Assignment:
Copy each line in the data below that contains the word "JSON".
---------- Exercise data ----------
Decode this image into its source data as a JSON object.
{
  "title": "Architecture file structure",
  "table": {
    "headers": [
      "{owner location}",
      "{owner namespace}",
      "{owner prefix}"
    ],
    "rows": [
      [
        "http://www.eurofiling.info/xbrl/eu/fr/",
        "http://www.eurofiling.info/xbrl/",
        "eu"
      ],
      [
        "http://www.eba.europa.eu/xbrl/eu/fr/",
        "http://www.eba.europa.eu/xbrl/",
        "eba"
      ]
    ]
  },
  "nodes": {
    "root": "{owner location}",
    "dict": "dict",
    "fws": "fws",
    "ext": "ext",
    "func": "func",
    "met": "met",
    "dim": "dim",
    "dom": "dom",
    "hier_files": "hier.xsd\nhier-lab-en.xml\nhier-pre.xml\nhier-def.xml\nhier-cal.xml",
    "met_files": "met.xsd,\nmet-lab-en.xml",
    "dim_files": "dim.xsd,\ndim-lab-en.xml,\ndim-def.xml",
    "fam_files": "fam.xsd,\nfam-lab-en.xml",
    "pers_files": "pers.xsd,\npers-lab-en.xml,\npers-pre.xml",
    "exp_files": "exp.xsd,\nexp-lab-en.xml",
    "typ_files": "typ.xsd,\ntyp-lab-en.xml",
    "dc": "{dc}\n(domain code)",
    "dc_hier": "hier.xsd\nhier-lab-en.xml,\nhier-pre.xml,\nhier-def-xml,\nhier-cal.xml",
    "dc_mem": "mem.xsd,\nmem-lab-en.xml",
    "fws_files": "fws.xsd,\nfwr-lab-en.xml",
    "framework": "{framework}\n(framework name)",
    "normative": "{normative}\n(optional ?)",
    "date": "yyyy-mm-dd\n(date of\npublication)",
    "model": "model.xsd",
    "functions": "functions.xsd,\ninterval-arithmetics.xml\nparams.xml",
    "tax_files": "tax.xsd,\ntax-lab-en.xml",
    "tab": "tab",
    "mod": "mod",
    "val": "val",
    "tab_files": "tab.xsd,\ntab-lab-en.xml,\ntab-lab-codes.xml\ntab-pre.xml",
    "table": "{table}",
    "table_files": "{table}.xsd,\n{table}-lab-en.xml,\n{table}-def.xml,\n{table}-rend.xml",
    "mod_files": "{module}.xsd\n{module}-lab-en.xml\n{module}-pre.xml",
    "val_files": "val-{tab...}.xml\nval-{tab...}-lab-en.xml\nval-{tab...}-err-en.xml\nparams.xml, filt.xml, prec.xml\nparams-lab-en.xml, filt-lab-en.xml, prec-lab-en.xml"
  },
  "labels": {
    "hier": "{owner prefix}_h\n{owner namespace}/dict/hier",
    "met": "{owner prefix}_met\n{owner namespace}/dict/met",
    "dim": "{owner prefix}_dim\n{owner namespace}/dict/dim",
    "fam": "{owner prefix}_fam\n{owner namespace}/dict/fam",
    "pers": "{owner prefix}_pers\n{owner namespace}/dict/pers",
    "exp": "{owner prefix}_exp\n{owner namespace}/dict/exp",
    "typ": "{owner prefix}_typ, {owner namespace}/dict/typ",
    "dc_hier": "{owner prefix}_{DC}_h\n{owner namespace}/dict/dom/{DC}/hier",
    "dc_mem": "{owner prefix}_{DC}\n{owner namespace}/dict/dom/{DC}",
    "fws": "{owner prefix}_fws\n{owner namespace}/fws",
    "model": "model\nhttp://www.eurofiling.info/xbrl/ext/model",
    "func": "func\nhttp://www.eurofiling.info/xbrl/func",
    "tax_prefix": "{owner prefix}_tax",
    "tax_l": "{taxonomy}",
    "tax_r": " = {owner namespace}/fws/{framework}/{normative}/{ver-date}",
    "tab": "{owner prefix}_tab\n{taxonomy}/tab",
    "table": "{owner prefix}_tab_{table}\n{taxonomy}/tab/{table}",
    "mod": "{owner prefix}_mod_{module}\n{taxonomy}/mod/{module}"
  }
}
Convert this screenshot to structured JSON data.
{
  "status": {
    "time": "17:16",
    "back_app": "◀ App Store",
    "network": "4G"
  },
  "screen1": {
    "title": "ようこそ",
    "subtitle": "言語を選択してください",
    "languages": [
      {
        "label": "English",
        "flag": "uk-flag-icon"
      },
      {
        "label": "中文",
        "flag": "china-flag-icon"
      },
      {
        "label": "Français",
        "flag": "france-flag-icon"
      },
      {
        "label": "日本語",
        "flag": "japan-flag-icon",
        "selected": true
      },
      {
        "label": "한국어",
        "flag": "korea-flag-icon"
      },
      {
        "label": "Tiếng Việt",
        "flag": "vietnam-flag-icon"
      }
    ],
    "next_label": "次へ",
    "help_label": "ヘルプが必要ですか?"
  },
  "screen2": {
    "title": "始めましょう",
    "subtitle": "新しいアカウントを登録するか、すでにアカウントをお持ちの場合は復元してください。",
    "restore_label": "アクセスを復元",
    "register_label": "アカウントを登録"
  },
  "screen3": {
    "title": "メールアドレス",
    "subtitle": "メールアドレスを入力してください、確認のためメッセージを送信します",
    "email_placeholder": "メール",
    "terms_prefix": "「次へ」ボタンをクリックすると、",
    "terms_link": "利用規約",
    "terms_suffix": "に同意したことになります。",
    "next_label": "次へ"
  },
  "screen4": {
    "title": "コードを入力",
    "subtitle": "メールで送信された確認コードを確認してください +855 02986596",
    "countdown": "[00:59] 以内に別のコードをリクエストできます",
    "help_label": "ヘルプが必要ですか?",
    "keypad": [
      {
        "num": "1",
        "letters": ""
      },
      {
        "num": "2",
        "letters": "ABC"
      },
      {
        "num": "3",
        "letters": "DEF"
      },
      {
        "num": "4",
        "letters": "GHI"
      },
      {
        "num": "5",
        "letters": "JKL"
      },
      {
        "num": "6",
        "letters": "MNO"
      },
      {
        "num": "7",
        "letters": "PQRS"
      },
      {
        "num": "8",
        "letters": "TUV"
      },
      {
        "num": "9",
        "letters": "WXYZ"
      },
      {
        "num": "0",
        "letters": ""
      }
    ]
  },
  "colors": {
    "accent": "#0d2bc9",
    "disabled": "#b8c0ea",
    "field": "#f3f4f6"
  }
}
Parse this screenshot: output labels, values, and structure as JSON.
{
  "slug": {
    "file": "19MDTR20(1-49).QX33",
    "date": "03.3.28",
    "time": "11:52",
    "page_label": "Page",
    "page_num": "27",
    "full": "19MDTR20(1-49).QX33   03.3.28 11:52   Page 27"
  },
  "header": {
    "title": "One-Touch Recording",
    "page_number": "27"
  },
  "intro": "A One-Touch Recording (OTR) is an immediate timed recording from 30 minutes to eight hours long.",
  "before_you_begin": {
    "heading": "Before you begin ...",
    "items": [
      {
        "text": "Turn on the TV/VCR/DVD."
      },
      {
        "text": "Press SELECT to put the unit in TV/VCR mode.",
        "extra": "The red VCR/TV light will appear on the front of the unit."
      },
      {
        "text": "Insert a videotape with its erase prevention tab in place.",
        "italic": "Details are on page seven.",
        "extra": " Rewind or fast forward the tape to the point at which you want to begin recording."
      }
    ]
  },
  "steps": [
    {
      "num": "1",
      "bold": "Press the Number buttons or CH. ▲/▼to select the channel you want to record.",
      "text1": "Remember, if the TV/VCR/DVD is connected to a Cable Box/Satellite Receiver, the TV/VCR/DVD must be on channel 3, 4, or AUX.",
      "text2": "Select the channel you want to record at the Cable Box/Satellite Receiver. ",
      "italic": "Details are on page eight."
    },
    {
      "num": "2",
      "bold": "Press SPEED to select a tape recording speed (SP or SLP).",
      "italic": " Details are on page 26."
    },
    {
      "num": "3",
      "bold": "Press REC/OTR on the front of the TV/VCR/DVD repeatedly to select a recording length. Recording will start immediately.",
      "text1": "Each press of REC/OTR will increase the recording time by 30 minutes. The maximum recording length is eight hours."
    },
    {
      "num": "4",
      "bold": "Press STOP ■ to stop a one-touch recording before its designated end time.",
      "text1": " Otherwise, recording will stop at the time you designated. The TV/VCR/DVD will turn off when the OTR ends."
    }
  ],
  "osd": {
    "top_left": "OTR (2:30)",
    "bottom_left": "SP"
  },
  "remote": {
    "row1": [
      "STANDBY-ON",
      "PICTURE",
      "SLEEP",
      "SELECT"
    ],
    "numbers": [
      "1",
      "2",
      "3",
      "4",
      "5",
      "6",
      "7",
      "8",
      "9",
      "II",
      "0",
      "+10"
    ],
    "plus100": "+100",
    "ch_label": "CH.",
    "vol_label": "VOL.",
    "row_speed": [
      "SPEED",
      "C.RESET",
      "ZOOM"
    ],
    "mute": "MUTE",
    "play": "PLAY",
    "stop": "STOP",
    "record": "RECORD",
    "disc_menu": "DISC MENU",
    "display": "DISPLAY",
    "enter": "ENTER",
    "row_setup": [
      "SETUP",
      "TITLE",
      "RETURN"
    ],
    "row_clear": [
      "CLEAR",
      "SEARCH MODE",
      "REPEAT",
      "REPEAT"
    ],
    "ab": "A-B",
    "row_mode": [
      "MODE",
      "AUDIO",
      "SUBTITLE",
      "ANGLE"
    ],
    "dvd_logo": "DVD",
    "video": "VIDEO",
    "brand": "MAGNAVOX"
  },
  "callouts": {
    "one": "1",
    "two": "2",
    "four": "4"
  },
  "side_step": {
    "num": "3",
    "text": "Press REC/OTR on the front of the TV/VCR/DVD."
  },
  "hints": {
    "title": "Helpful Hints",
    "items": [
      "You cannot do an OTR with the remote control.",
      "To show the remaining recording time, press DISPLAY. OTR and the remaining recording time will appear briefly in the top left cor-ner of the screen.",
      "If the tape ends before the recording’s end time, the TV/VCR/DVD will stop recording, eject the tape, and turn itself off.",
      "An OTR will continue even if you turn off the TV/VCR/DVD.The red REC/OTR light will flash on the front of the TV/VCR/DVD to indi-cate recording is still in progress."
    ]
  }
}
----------
Written answer:
Decode this image into its source data as a JSON object.
Convert this screenshot to structured JSON data.
Parse this screenshot: output labels, values, and structure as JSON.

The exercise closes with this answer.